Answering 'Resistance From All Sides,' Germany Moves to Ban GMO Crops
Following Scotland's lead, Germany becomes latest in EU to pursue opt-out clause in GMO rules
Germany on Monday became the latest country in the European Union to take a stand against genetically modified (GMO) crops in its food supply.
German Agriculture Minister Christian Schmidt told government officials that he will seek to implement the European Union's "opt-out" rule to stop GMO crop cultivation in the country, including those varieties which may be approved by the EU, according to documents seen by Reuters this week.
Individual regions in Germany will have until September 11 to inform Schmidt if they wish to be included in the opt-out. Germany will then have until October 3 to tell the EU whether or not it will participate in the cultivation program.
As agriculture ministry spokesperson Christian Fronczak told Bloomberg, "The German government is clear in that it seeks a nationwide cultivation ban."

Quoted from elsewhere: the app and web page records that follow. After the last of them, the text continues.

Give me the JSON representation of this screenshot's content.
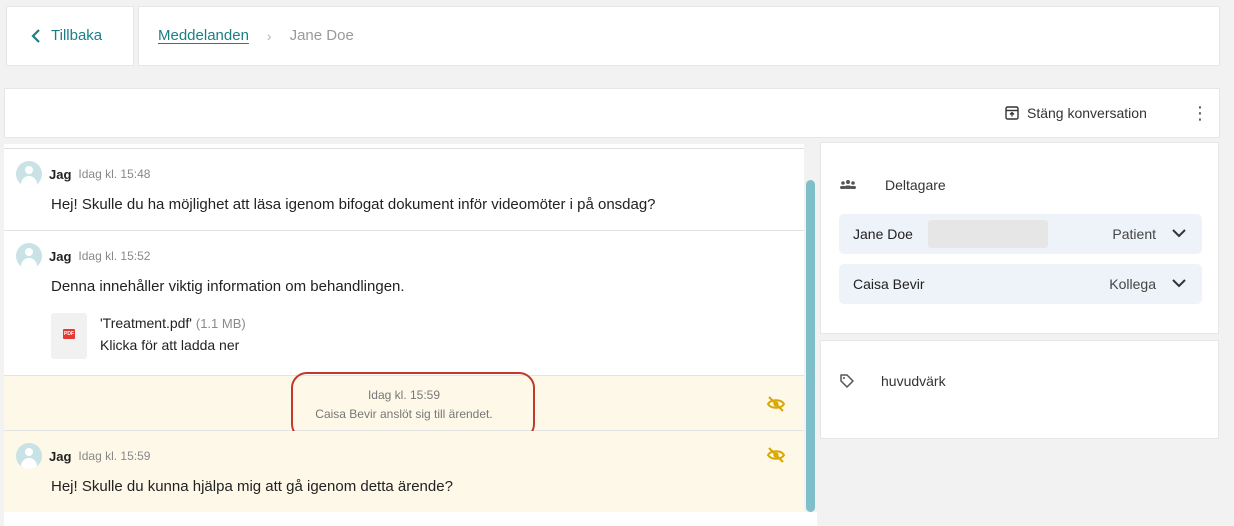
{
  "nav": {
    "back_label": "Tillbaka",
    "breadcrumb_link": "Meddelanden",
    "breadcrumb_current": "Jane Doe"
  },
  "toolbar": {
    "close_label": "Stäng konversation",
    "menu_icon": "kebab-icon"
  },
  "messages": [
    {
      "sender": "Jag",
      "time": "Idag kl. 15:48",
      "text": "Hej! Skulle du ha möjlighet att läsa igenom bifogat dokument inför videomöter i på onsdag?"
    },
    {
      "sender": "Jag",
      "time": "Idag kl. 15:52",
      "text": "Denna innehåller viktig information om behandlingen.",
      "attachment": {
        "name": "'Treatment.pdf'",
        "size": "(1.1 MB)",
        "action": "Klicka för att ladda ner"
      }
    },
    {
      "system": true,
      "time": "Idag kl. 15:59",
      "text": "Caisa Bevir anslöt sig till ärendet."
    },
    {
      "sender": "Jag",
      "time": "Idag kl. 15:59",
      "text": "Hej! Skulle du kunna hjälpa mig att gå igenom detta ärende?"
    }
  ],
  "participants": {
    "title": "Deltagare",
    "items": [
      {
        "name": "Jane Doe",
        "role": "Patient"
      },
      {
        "name": "Caisa Bevir",
        "role": "Kollega"
      }
    ]
  },
  "tags": {
    "label": "huvudvärk"
  },
  "colors": {
    "accent": "#1d7e86",
    "highlight_bg": "#fdf8e8",
    "eye_icon": "#d9a800",
    "annotation": "#c0392b",
    "scrollbar": "#7fbfca"
  }
}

"There’s resistance from all sides, from the public to the farmers," Fronczak said.
Scotland was the most recent country to ban GMOs across the board, which it announced earlier this month. At the time, rural affairs secretary Richard Lochhead said concerns over GMO crops are "shared by other European countries and consumers, and which should not be dismissed lightly."
In response to Germany's move, Scottish National Party (SNP) minister Rob Gibson on Tuesday said, "Like Scotland, the German Government recognises the importance of protecting its food and drink sector and keeping its environment clean and green.... The German decision shows that Scotland is now also leading Europe on GM crops."
"Germany has committed a true act of food democracy by listening to the majority of its citizens that oppose GMO cultivation and support more sustainable, resilient organic food production that doesn’t perpetuate the overuse of toxic herbicides," Lisa Archer, food and technology director at environmental nonprofit Friends of the Earth, told Common Dreams in response to the move. "We are hopeful that more members of the EU will follow suit and that the U.S. Congress will protect our basic right to know what we are feeding our families by requiring mandatory GMO labeling."
Schmidt's letter said the new effort continues a previous GMO policy. As of October 2014, more than 200 regions in the country had elected to ban cultivation of such crops.
The EU in April approved the import of 19 GMOs, including 11 made by agrochemical giant Monsanto, but gave individual nations in the union the choice to opt out of selling such crops. At the time, food safety spokesperson for the Greens in the European Parliament, Bart Staes, said the approval was "an affront to democracy."
"European citizens do not want GMOs," Staes said.